The Nigerian mafia has an interesting origin story of its own. Most fraternities directly descend from 1970s radical student movements, to which they owe their name. According to the Supreme Eiye Confraternity Facebook page, for example, their mission is “to uphold the core nature of the African culture with a commitment to excellence" and "to make [a] positive impact on the socio-political psyche of Nigeria and ensure complete break away from [the] colonial/imperial cultural domination of the time”.
It’s exactly what it says on the tin. The regression to animist and occult traditions makes these secret societies look like Pagan societies of Antiquity did: mysteric, Machtgelüst-based, violent and hierarchic. Allegedly, struggles for prominence are vicious, and dominance in the Männerbund is established daring acts of bravery and brutality.

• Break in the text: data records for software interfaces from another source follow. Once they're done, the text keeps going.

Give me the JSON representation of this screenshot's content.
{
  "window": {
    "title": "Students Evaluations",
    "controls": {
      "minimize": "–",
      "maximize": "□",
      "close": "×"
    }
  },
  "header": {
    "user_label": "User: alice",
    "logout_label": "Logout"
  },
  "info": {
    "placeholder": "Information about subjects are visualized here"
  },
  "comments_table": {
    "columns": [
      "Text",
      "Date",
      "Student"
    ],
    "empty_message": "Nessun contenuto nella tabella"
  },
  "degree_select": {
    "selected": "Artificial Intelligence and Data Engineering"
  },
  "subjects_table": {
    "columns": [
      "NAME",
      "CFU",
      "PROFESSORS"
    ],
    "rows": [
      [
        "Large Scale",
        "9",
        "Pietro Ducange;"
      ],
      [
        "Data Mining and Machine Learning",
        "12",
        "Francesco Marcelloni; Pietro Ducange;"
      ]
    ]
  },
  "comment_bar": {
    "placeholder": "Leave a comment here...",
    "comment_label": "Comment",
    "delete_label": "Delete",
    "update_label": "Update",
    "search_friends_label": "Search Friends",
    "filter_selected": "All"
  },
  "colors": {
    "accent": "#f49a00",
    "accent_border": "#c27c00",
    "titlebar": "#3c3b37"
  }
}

The organizations still maintain a presence in Nigerian campuses, even though their founders finished college long ago. Naturally, because these boomers currently hold power in Nigeria, it’s safe to assume that the mafia is heavily intertwined with government elites, especially since not that many people go to university there.
As you’d expect for a bunch of magical Black Panthers, these crime networks are very secretive and enshrouded in mystery. This is fundamental to their power: the collaboration of the trafficked women is ensured through voodoo ceremonies, in which sponsors take away blood or pubic hair from the victim as a safeguard for compliance. These juju curses act as the essential spice in the extorsion formula, while the fluid communication between the traffickers abroad and at home does the rest to keep the machine well-oiled and working.
It is worth mentioning that the legal measures taken in Europe during the Mediterranean crisis were not particularly effective. EU Directive 2011/95 basically nullified illegal stay as a felony, which means that asylum claimants cannot be expelled from the country until a firm resolution. The average processing time for applications is around two years, which is quite practical for the traffickers, as the girls can be exploited during the whole time. The costs of the operation are lowered since housing is provided by local government, and anyway few women remain profitable after two years: they either break down or find a way to break free. This has led crime syndicates to encourage asylum claims, even providing the lawyers for it.
All in all, it’s a very sad affair. An interesting omission of all the NGO reports I had to read for this article is how the enforcement of border controls and immigration laws would probably reduce the problem, but I guess that discussion is already trite enough for the sophisticated readers of this blog. The story perhaps works best as a case study for how Pagan revivals look, so hopefully those who must live a certain way will have taken notes.